If you left an Ameritron AL-80B and an Elecraft KPA-500 in a room together with some wine and soft music, the Mercury III S might be the result. Like the KPA-500, it is solid state and therefore broadbanded - no tuning up is necessary. And, like the AL-80B, it outputs a kilowatt (actually, 1200 watts) and uses a relay for T/R switching.
I've owned both the Ameritron and the Elecraft amps, so the new Mercury feels a bit like a hybrid of both, though it is nothing of the sort.
I assembled the Mercury on the same day it arrived. What initially looked to be a two-evening process took only 5 hours, and that was taking my time. All the parts, patch cables, connectors and hardware went together easily and I think this would make a great first kit for someone.
It was a far easier build than anything else I've ever built and, upon completion, there is no alignment - just a few checks with an ohm meter to make sure various sections aren't shorted to ground.
Rather than a narrative, some brief notes and then some numbers.
The negatives first:
- The three internal fans are always on at their lowest speed. The acoustic combination of this trio is not loud but it is annoying for those who spend most of their radio-time receiving, tuning and listening rather than transmitting. FT8 or not, I still like to hunt for CW DX and it's still there to be found - and listened for. I'd rather the fans be Off if the internal temperature of the amp is less than, say, 35C. Can a firmware update fix this?
- The assembly instructions could use a few corrections and some uniformity in how the steps are presented.

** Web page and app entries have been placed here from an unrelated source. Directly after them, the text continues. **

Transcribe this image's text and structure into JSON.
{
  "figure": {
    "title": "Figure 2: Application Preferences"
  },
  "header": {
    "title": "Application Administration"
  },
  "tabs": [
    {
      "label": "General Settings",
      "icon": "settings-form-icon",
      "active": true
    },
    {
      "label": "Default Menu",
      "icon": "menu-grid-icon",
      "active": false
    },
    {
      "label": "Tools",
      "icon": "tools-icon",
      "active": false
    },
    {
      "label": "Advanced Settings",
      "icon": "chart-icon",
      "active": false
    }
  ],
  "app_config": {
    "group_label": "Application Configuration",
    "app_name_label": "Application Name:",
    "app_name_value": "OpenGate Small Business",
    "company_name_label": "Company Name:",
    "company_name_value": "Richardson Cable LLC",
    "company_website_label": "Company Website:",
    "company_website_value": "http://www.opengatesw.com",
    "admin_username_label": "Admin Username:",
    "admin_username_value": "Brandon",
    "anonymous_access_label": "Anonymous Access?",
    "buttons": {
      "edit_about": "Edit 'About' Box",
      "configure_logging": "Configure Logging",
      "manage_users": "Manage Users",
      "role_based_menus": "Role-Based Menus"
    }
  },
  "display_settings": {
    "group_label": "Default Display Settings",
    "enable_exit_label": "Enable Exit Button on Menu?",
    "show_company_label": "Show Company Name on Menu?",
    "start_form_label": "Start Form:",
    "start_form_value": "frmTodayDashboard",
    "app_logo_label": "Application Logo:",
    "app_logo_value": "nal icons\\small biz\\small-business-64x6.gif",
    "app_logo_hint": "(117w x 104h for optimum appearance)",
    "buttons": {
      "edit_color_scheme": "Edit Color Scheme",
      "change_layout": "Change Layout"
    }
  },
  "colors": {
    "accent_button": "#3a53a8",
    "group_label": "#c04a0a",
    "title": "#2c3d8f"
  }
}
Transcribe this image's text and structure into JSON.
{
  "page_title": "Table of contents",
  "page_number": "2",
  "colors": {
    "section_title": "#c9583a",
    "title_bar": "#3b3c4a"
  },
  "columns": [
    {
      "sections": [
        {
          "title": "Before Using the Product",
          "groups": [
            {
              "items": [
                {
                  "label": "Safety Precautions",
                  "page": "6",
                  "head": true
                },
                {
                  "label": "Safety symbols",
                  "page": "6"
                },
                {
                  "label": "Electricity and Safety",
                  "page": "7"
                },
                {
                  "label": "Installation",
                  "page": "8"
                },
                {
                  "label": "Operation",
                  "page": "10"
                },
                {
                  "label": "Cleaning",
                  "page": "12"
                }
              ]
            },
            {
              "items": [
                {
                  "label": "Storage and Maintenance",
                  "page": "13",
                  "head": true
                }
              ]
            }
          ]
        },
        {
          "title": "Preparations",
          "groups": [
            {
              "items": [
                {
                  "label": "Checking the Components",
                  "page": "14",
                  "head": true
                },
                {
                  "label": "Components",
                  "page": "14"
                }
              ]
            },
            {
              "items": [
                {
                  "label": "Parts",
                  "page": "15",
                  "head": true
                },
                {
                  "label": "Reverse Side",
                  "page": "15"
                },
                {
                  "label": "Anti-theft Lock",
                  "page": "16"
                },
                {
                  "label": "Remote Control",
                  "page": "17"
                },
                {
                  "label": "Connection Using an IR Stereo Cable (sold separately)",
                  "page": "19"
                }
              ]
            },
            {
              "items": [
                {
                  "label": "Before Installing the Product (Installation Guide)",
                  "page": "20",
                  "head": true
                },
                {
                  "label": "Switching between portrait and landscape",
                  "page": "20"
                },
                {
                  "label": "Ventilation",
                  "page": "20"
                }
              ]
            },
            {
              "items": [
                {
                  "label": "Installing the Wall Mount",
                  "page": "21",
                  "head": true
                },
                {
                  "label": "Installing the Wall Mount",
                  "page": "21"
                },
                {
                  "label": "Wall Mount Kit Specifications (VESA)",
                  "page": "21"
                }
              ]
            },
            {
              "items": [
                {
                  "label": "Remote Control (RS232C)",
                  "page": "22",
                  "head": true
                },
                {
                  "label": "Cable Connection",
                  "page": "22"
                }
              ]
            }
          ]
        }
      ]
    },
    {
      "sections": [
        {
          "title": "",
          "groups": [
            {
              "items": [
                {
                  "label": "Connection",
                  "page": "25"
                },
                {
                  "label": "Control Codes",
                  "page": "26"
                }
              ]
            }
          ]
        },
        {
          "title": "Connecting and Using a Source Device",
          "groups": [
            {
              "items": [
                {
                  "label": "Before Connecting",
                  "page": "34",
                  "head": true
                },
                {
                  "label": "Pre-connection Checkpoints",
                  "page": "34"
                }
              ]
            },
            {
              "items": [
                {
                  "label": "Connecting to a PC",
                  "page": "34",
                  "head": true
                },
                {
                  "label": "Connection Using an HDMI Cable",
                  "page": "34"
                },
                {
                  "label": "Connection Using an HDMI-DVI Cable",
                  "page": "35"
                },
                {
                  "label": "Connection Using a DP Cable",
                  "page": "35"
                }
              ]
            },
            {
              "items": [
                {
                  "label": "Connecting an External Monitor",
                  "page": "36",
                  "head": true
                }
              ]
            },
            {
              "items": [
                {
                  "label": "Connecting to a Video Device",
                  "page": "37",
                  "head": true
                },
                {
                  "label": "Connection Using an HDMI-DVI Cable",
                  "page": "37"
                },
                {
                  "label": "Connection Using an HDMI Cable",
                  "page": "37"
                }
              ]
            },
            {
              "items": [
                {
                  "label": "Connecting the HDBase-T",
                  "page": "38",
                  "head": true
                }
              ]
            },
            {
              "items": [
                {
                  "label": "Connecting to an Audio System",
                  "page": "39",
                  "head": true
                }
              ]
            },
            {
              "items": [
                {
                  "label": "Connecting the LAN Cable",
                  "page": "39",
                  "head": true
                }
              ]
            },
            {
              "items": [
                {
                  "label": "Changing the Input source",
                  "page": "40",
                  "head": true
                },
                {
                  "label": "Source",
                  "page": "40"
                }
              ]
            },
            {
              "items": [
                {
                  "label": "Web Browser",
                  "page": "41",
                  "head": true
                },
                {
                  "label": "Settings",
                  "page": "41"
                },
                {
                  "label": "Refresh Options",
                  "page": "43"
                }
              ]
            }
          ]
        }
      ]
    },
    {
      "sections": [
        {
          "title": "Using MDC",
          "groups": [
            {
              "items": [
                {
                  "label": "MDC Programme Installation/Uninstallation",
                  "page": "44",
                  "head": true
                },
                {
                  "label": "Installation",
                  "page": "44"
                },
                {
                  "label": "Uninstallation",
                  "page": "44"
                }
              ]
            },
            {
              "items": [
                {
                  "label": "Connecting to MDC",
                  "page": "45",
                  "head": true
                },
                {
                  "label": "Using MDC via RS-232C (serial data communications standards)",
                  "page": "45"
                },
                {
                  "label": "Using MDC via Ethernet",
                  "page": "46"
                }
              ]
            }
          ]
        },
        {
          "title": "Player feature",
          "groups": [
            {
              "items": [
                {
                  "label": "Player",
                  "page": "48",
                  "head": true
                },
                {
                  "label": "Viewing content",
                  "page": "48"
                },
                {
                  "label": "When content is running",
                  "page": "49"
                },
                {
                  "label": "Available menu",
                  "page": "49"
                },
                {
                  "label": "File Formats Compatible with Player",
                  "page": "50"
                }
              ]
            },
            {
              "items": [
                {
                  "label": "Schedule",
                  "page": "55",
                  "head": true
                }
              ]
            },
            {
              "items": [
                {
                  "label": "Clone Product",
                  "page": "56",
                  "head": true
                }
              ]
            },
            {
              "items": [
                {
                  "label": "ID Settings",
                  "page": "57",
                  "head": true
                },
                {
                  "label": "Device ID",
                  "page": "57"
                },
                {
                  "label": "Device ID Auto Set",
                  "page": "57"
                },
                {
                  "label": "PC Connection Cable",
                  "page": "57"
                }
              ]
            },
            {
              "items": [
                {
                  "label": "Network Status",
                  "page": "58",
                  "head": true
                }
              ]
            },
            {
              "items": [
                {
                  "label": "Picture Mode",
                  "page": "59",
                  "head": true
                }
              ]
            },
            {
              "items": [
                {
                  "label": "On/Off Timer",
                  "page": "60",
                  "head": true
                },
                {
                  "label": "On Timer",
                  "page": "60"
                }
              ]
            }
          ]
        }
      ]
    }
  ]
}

One step had me do something that required a previous step to have already been completed - but that previous step was not mentioned. Also, some steps are numbered, others are not. Are the unnumbered steps still steps? Yes, they are. Either number them all or don't; but don't mix and match. Or maybe I've just been spoiled by Heathkit, Elecraft, OHR, Small Wonder Labs, G0UPL, et al.
- The forum for exchanging info on this amp is on Facebook. No thanks. Direct emails to the designer are sometimes answered, sometimes not according to several Mercury owners and potential owners who've contacted me.
About that last item - five years ago, Expert Amplifiers filed a petition asking the FCC to eliminate this requirement, claiming (correctly, IMO) that the limit is obsolete. The rule was originally designed to prevent CB-ers from using ham amplifiers to achieve high power. Today, that same goal is accomplished by frequency counters & firmware within amateur amplifiers, preventing them from producing any output at all on CB frequencies.
At some point, the ARRL will almost surely review this popular amplifier, making measurements with lab-grade equipment.
And now the Good:
- A 5-hour assembly time, no alignment and, almost suddenly - a kilowatt! Or, from my IC-705 - a quarter-kilowatt or more. Complete the assembly, plug it in to wall & rig and, off you go to QROville. As a power upgrade to a station, the Mercury III S is quick, easy, effective and reasonably priced. I don't believe there's anything else like it to be had.
- What voltage do you have available in the shack, 120V or 240V? The construction of the amp is the same either way. I have a 240V outlet in my shack and power the Mercury with that but, if I ever go somewhere where only 120V is available, I can plug into that outlet and operate as usual - nothing has to be re-wired, re-tapped or switched within the amp. It's happy with whichever voltage feeds it. Of course, RF output power won't be the same on 120V, but the amp is made to operate from either source.
- My initial dit survives, completely intact. With a callsign who's first character is a dit, I wondered if it would get through in its entirety. Yes, I'm weird that way, but that single dit at 28 WPM is mighty short and several things have to happen correctly in the sequence of millisecond-events for it to get amplified. Mainly, the amp has to be keyed completely, with no relay bounce or other causes of abbreviation. To check this, I listened to myself at a distant station via one of the online SDR receivers. Apart from a beautiful difference in signal strength, a single dit sounds the same amp-on as amp-off.
Like the KPA-500, the Mercury's construction is modular. What little soldering there is needs to be done with a soldering gun, not a small-ish soldering iron as pictured in the "Tools needed" part of the instructions. The soldering is limited to coaxial cable interconnections, SO-239 and BNC jacks. The latter are appropriate for an iron but not the coax assemblies.
I didn't buy the Mercury III S for the "kit-building experience". I bought it because I wanted an amplifier that will drive my IC-705 to significantly higher power and my Flex to a full KW - and I didn't want to pay the admission price for other LDMOS-based amps. If it takes a kit to accomplish these things at this price, then a kit it is.